Back in spring, before the drought devastated farm country, before $8 corn and before we found out how bad replacement refs could be, The New York Times ran a contest asking readers to submit essays on “Why Is It Ethical to Eat Meat?”
(You might note that such a proposal begs the question of “Why do we have to write essays to justify eating meat?”)
Many readers responded, some with quite cogent arguments, ones that are good to file away should the need arise to counter the naysayers or address the criticisms of veggie believers who want livestock to disappear and people to subsist on processed soy protein.
Here’s a sampling of some of the better excerpts, including one from the winning essay:
● Evolution. Jan Cho, who writes on the Care2 Make A Difference animal welfare blog, is a former marketing executive and now a mother of two who “cares deeply about the quality of our food.”
In her essay titled, “Eating Meat to Survive,” she argued that in the wild, animals kill animals, predators devour prey and the strong conquer the weak. Humans, however, are “omnivores with a conscience,” as Cho phrased it. “We have a choice in what we eat and understand the ethical implications of our choices. But how did humans evolve the cognitive capacity to consider the ethics [of eating animal food] in the first place?”
Her answer: By eating animals. Meat is energy-dense, easy to digest when cooked and provides an excellent source of food for the brain. “Most anthropologists believe that it was by beginning to eat meat that our ancestors saw a substantial gain in relative brain size millions of years ago,” she wrote. “Bigger brains could accommodate more advanced cognitive functions, including abstract thought and language. So you could say that eating meat made it possible for us to deliberate the ethics of eating meat.”
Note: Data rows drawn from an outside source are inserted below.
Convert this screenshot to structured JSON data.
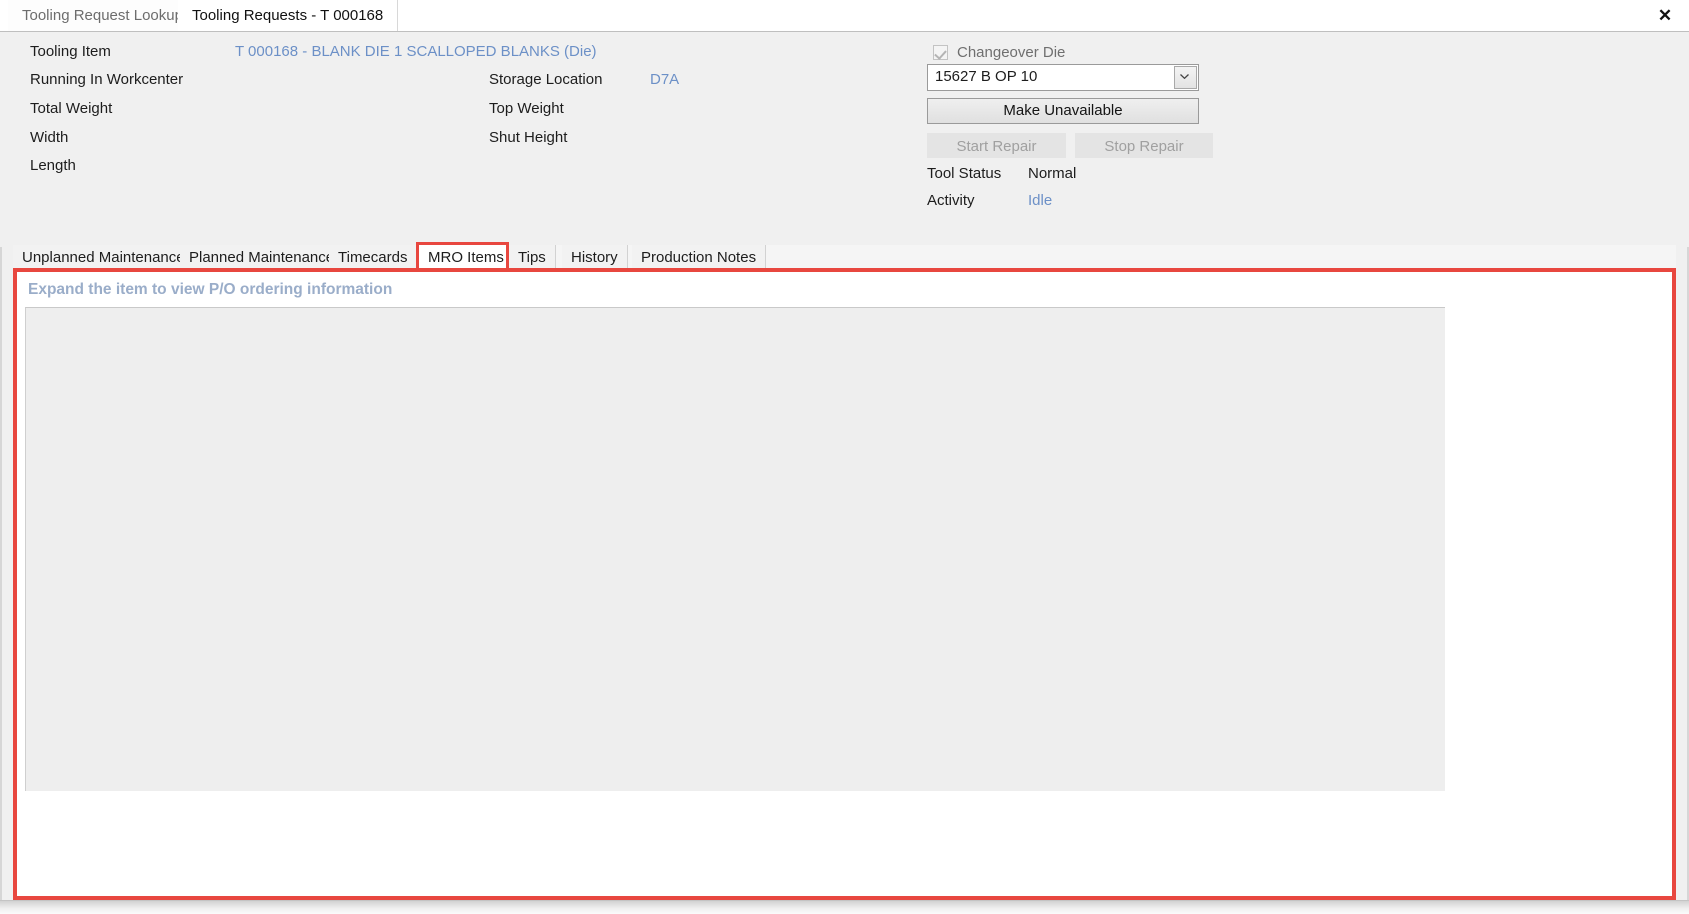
{
  "window": {
    "close_icon": "close-icon",
    "close_glyph": "✕",
    "tabs": [
      {
        "label": "Tooling Request Lookup",
        "active": false
      },
      {
        "label": "Tooling Requests - T 000168",
        "active": true
      }
    ]
  },
  "detail": {
    "fields": [
      {
        "label": "Tooling Item",
        "value": "T 000168 - BLANK DIE 1 SCALLOPED BLANKS (Die)",
        "link": true
      },
      {
        "label": "Running In Workcenter",
        "value": "",
        "link": false
      },
      {
        "label": "Total Weight",
        "value": "",
        "link": false
      },
      {
        "label": "Width",
        "value": "",
        "link": false
      },
      {
        "label": "Length",
        "value": "",
        "link": false
      }
    ],
    "fields_col2": [
      {
        "label": "Storage Location",
        "value": "D7A",
        "link": true
      },
      {
        "label": "Top Weight",
        "value": "",
        "link": false
      },
      {
        "label": "Shut Height",
        "value": "",
        "link": false
      }
    ],
    "changeover": {
      "label": "Changeover Die",
      "checked": true,
      "enabled": false
    },
    "operation_combo": {
      "value": "15627 B  OP 10",
      "chevron_icon": "chevron-down-icon"
    },
    "buttons": [
      {
        "label": "Make Unavailable",
        "enabled": true
      },
      {
        "label": "Start Repair",
        "enabled": false
      },
      {
        "label": "Stop Repair",
        "enabled": false
      }
    ],
    "status": [
      {
        "label": "Tool Status",
        "value": "Normal",
        "link": false
      },
      {
        "label": "Activity",
        "value": "Idle",
        "link": true
      }
    ]
  },
  "inner_tabs": [
    {
      "label": "Unplanned Maintenance",
      "selected": false
    },
    {
      "label": "Planned Maintenance",
      "selected": false
    },
    {
      "label": "Timecards",
      "selected": false
    },
    {
      "label": "MRO Items",
      "selected": true
    },
    {
      "label": "Tips",
      "selected": false
    },
    {
      "label": "History",
      "selected": false
    },
    {
      "label": "Production Notes",
      "selected": false
    }
  ],
  "mro_panel": {
    "hint": "Expand the item to view P/O ordering information",
    "grid_rows": []
  },
  "colors": {
    "link": "#6c90c7",
    "hint": "#9aadc9",
    "annotation": "#e8473f",
    "panel": "#f0f0f0",
    "grid": "#eeeeee"
  }
}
● Sustainability.Nicolette Hahn Niman is a livestock rancher, environmental lawyer and author. Although she stated that she’s a vegetarian, she noted that in her work as an environmental lawyer she studied ecologically based farming and became convinced that animals are essential to sustainable farms. “They increase soil fertility, contribute to pest and weed control and convert vegetation that’s inedible to humans and growing on marginal, uncultivated land, into food,” she wrote.
● Perspective. Tovar Cerulli, a hunter and author of “The Mindful Carnivore,” wrote about how living in a rural community showed him that raising much of the food we’re familiar with comes at a cost. “From habitat destruction to combines that inadvertently mince rabbits to the shooting of deer in farm fields, crop production is far from harmless,” he wrote. “Even in our own organic garden, my wife and I were battling ravenous insects and fence-defying woodchucks. I began to see that the question wasn’t what we ate but how that food came to our plates.”
According to Cerulli, adding eggs, dairy, chicken and fish back into his diet also led to an improvement in his and his wife’s health.
● Welfare. A vegan for 15 years, Joshua Applestone, a butcher and co-author of “The Butcher’s Guide to Well-Raised Meat,” wrote that he “overcame [his] aversion to consuming meat” after seeing farmers raising animals sustainably and ethically. He realized he didn’t have a problem with meat, only with some of the “inhumane practices’ of the meat industry. “Eating animal-derived foods is not, in and of itself, a health risk; it is over-consumption that is.”
Finally here is a powerful argument from the winning entry in The Times essay contest, written by one Jay Bost, who described himself as “a farmworker, plant geek, agro-ecologist and foodie” and who now teaches at Warren Wilson College in Swannanoa, N.C. He wrote:
“The reasons I became a vegetarian, then a vegan and then again a conscientious meat-eater were all ethical. While studying agroecology at Prescott College in Arizona, I was convinced that if what you are trying to achieve with an ‘ethical’ diet is the least destructive impact on life as a whole on this planet, then in some circumstances, like living among dry, scrubby grasslands in Arizona, eating meat is the most ethical thing you can do, other than subsist on wild game, tepary beans and pinyon nuts.
“A well-managed, free-ranged cow is able to turn the sunlight captured by plants into condensed calories and protein with the aid of the microorganisms in its gut. Sun » diverse plants » cow » human. This looks much cleaner than the fossil-fuel-soaked scheme of tractor-tilled field » irrigated soy monoculture » tractor harvest » processing » tofu » shipping » human.
“The fact is most agro-ecologists agree that animals are integral parts of truly sustainable agricultural systems. They are able to cycle nutrients, aid in land management and convert sun to food in ways that are nearly impossible for us to do without fossil fuel.
“For me, eating meat is ethical when you accept the biological reality that death begets life and that all life (including us!) is really just solar energy temporarily stored in an impermanent form. Second, you combine this realization with that cherished human trait of compassion and choose ethically raised food, vegetable, grain and/or meat. And third, you give thanks.”
Not a bad take—especially for a former vegan—and one that behooves us all.
Thank you, Jay.
The opinions expressed in this commentary are solely those of Dan Murphy, a veteran food-industry journalist and commentator.